### [What is required]
Copy out each line of the listing below where the string "title" appears.
---
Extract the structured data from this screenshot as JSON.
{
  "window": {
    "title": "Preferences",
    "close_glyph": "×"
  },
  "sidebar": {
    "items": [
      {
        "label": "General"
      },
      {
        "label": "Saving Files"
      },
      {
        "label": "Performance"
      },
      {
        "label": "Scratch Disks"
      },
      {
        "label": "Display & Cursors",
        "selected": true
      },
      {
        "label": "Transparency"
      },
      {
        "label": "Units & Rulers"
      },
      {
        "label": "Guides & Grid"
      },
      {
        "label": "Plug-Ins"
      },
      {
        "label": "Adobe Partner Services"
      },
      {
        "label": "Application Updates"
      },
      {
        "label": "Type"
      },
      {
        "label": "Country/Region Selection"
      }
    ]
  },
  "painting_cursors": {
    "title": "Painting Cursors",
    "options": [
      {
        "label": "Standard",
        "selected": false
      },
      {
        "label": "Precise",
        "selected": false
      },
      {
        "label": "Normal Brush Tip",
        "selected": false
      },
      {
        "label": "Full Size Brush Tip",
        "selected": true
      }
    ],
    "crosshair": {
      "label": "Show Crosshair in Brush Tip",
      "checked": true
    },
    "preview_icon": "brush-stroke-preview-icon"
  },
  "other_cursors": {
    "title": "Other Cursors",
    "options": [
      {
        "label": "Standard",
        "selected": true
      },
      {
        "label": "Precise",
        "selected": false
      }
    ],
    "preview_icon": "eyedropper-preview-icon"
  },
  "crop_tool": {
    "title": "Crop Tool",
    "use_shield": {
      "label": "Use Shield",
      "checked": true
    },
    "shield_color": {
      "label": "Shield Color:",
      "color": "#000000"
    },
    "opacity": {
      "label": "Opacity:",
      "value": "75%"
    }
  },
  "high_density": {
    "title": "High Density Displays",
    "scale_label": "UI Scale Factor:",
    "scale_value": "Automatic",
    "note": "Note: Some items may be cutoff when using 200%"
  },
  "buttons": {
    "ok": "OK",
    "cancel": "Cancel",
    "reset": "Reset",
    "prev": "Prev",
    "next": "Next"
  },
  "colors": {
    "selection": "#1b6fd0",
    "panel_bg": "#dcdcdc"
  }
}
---
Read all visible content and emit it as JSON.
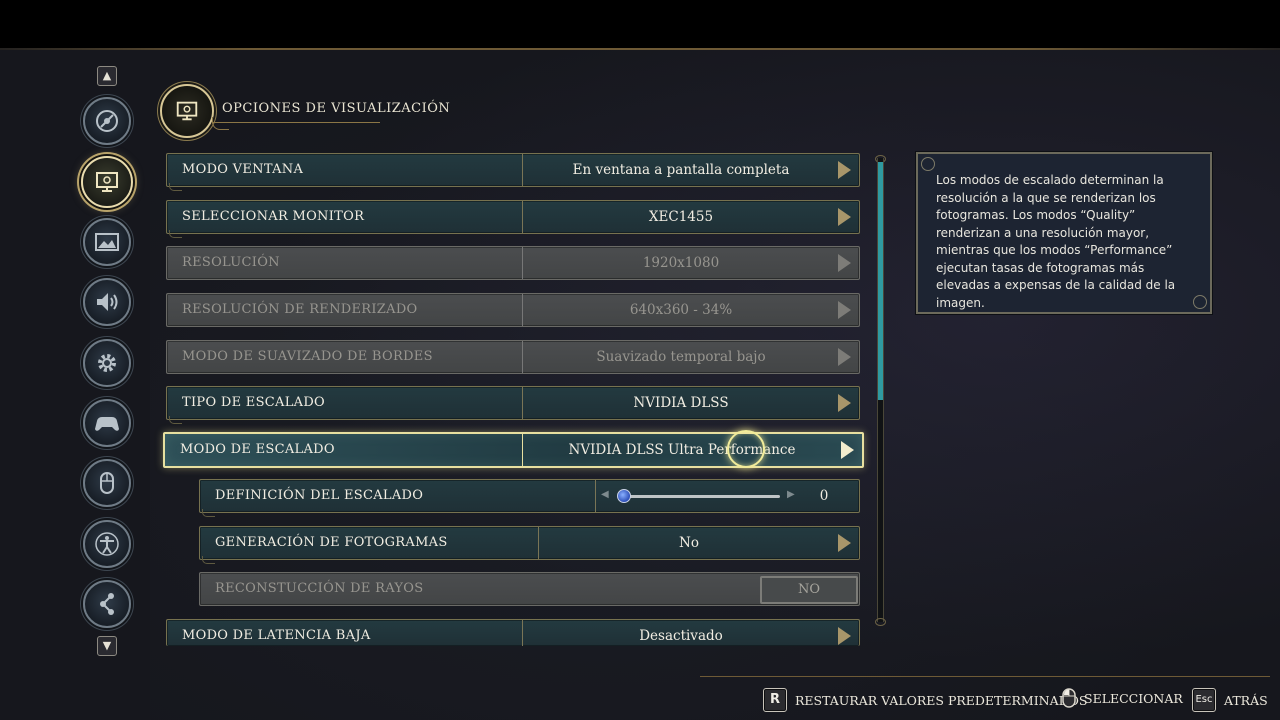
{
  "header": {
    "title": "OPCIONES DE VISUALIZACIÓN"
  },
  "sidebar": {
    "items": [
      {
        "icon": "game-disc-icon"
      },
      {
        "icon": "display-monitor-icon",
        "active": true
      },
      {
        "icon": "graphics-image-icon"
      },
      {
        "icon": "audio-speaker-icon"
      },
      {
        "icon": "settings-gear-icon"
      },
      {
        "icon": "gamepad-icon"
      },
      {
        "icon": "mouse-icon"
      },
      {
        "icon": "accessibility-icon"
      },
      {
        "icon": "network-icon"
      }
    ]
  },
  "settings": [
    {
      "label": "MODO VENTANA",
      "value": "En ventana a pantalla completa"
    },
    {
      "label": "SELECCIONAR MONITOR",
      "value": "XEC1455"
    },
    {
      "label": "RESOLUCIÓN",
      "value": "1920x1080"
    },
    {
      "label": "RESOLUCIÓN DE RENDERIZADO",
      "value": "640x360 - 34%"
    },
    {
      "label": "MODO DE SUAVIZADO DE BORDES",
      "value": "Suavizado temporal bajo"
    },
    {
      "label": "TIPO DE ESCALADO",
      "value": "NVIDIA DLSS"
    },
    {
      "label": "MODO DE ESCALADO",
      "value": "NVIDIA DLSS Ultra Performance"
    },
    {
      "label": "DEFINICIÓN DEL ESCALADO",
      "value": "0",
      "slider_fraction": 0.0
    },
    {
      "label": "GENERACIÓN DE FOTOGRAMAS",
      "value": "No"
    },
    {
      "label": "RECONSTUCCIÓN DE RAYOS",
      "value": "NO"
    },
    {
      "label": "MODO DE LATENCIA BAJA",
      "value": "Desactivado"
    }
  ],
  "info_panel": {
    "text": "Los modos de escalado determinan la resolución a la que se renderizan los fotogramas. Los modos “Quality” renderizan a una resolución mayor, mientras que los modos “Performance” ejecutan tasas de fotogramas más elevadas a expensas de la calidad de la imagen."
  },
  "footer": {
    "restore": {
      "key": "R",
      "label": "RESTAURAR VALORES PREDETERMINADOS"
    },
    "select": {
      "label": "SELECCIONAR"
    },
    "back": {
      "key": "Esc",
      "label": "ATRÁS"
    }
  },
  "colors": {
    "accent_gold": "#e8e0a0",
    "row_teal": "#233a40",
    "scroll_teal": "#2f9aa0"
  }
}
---
### [Solved problem]
    "title": "Preferences",
    "title": "Painting Cursors",
    "title": "Other Cursors",
    "title": "Crop Tool",
    "title": "High Density Displays",
    "title": "OPCIONES DE VISUALIZACIÓN"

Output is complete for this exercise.